A graphic illustration comparing the size of Koolasuchus with an American crocodile and humans: the crocodile is the longest, t

A comparison of Koolasuchus' size (4m long) to a human and the 5m long American crocodile.

Behaviours

Discover what these behaviours are and how different plants and animals use them.

Additional data source: Animal Diversity Web

When they lived

Discover the other animals and plants that lived during the following geological time periods.

Cretaceous period Cretaceous period
The Cretaceous ended with the most famous mass extinction in history - the one that killed the dinosaurs. Prior to that, it was a warm period with no ice caps at the poles.

Classification
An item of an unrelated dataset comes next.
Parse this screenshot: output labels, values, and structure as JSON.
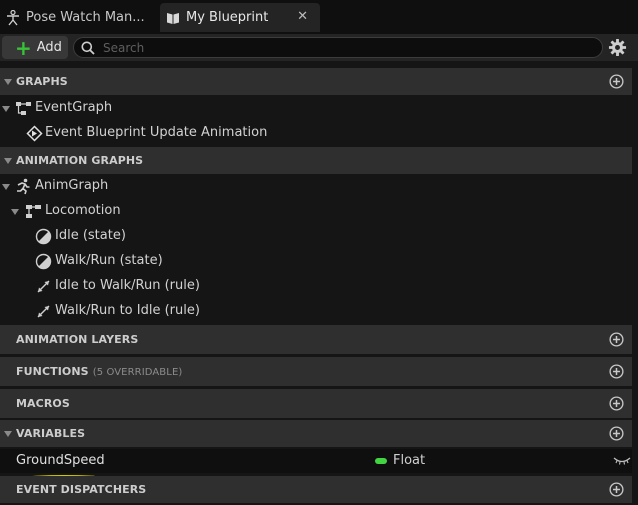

  1. Life
  2. Animals
  3. Vertebrates
  4. Amphibians
  5. Temnospondyli
  6. Chigutisauridae
  7. Koolasuchus